This morning, I read an interesting article about the brain. It was published in a non-peer reviewed resource. The author of the article used the term schizophrenics, a word that has made me cringe as an occupational therapist (OT) since I decided to practice in the field of mental health. People with schizophrenia would have been preferred language. Words can be incredibly powerful. Think of the N word or C word that thankfully many people now find offensive. Their use in our communications has significantly decreased over the years.

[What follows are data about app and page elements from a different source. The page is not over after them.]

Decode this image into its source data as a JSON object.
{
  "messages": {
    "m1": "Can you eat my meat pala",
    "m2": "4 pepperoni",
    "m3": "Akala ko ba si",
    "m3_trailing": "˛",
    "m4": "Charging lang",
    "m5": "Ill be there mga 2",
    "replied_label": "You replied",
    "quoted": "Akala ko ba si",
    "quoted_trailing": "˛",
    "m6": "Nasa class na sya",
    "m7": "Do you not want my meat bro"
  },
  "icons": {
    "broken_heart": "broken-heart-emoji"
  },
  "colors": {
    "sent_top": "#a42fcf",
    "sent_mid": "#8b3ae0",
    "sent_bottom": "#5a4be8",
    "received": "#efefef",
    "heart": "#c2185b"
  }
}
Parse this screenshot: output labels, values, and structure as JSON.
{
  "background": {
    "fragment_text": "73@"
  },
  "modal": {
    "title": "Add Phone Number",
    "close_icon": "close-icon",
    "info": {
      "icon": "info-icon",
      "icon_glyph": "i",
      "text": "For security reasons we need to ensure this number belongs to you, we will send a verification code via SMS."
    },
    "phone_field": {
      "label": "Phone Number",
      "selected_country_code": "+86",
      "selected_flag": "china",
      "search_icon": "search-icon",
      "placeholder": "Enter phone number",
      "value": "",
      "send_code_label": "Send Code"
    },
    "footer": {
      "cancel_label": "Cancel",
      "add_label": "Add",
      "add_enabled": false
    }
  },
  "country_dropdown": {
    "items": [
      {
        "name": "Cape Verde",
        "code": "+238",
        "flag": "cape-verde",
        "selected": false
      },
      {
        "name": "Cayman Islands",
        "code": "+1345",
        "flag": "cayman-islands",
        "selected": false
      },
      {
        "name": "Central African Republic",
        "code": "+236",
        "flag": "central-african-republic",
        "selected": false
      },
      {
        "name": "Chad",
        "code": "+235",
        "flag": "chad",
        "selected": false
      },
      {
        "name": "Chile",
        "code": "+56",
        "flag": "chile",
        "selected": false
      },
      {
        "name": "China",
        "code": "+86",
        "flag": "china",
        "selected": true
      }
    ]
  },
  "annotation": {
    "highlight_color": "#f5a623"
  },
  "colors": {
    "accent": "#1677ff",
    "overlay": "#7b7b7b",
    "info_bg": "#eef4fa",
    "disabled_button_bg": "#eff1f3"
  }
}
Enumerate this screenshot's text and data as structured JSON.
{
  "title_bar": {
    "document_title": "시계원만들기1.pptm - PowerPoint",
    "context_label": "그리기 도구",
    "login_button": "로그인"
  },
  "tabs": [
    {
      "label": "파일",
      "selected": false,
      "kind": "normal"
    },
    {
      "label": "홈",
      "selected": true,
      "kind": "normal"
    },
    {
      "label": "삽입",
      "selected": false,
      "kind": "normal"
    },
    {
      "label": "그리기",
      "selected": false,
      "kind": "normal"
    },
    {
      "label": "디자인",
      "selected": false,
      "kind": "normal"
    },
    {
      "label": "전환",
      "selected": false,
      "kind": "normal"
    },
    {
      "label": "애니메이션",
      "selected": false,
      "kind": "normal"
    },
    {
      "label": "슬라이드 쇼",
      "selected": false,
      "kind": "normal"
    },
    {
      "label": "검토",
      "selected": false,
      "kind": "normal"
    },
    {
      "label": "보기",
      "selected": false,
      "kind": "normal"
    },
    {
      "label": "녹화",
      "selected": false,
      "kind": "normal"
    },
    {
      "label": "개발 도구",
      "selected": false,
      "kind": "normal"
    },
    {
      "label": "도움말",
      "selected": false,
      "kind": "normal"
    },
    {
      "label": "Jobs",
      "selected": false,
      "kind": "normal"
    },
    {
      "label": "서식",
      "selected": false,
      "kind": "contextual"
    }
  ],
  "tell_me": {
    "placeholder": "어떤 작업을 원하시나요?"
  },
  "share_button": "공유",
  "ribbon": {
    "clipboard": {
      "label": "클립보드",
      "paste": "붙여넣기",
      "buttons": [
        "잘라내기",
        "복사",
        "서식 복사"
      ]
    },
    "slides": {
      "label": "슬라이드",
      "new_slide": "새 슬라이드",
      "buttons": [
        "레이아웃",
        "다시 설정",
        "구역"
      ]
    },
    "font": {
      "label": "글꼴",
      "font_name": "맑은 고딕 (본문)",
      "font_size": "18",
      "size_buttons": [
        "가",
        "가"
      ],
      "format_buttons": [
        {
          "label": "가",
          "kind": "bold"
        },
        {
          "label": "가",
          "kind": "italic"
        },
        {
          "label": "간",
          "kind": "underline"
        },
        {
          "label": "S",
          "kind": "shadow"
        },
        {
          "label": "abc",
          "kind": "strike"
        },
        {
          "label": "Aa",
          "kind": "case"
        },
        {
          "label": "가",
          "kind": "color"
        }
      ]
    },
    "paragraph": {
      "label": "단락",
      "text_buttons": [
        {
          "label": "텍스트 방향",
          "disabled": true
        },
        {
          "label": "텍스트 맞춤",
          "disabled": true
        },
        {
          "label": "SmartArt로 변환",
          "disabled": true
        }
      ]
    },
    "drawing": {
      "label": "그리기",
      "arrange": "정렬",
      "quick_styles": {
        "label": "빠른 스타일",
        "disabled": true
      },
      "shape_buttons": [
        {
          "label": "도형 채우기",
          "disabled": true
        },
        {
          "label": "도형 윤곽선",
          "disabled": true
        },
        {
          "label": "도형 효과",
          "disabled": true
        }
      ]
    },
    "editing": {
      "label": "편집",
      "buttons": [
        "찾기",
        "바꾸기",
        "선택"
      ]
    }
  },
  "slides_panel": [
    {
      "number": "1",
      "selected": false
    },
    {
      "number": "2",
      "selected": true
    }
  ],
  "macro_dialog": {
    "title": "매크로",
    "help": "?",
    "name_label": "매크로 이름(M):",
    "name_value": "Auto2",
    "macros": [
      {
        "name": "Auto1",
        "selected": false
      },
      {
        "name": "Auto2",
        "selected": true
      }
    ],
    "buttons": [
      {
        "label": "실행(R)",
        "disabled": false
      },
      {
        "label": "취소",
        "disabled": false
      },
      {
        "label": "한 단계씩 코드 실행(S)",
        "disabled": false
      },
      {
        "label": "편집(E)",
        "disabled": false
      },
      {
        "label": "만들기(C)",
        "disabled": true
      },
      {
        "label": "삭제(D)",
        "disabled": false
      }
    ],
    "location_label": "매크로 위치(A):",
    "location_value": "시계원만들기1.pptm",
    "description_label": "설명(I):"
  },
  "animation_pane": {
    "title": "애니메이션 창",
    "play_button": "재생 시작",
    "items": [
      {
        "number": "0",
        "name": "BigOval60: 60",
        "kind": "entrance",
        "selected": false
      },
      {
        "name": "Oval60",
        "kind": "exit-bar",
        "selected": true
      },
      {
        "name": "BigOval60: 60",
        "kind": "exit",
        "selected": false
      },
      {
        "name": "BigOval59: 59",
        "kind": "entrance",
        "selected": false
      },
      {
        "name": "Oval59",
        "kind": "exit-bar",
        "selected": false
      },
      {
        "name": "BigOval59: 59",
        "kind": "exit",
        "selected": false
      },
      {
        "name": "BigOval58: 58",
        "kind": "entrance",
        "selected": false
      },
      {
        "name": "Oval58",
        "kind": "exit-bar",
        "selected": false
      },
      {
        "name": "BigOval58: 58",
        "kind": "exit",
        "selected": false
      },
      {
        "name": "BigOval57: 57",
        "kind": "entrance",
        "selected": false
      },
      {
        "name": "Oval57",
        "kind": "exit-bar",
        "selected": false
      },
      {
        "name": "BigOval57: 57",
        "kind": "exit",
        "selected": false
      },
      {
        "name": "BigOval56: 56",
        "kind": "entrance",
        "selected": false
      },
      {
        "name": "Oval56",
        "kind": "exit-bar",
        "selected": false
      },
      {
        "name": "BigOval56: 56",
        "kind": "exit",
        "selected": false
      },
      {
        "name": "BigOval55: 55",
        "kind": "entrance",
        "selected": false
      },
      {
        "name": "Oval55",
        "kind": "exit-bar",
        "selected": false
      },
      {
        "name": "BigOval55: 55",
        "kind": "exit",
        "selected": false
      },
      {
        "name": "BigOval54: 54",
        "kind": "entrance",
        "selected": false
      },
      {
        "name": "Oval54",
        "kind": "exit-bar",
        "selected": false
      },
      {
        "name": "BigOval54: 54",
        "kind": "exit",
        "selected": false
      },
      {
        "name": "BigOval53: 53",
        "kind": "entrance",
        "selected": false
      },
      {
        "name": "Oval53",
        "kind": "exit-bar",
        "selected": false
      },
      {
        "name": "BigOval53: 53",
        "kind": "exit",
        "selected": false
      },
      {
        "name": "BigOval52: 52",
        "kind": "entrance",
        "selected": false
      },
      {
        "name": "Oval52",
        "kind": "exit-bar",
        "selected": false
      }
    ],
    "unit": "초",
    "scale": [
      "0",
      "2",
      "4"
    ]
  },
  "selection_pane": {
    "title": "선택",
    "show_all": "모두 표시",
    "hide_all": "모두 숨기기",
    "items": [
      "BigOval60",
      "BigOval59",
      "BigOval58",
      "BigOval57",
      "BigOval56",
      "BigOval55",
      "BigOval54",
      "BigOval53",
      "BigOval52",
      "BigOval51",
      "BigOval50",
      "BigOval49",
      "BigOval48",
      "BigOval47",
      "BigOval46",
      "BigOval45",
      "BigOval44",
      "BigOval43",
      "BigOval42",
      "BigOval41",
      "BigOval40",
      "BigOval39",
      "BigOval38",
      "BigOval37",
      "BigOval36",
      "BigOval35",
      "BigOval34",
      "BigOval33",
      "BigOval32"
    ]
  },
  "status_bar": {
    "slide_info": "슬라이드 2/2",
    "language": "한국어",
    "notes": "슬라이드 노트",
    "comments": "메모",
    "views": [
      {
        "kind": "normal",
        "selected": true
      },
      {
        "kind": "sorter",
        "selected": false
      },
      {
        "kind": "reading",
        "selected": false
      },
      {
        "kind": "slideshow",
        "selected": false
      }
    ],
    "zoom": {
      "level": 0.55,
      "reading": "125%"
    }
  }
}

A person who has cancer might be a worker, daughter, wife, mother, sister, friend, investor, runner, gardener, cook, and dog groomer. Those are some examples of roles. In the medical community no one uses a term such as canceric to describe a person or group of people with this diagnosis. Equally, our culture, including the media, needs to stop using the term, schizophrenics. It’s disrespectful to refer to a person by a diagnosis as though it summarizes the individual. An accident, unfortunate event, or diagnosis does not define who a person is, but a role does.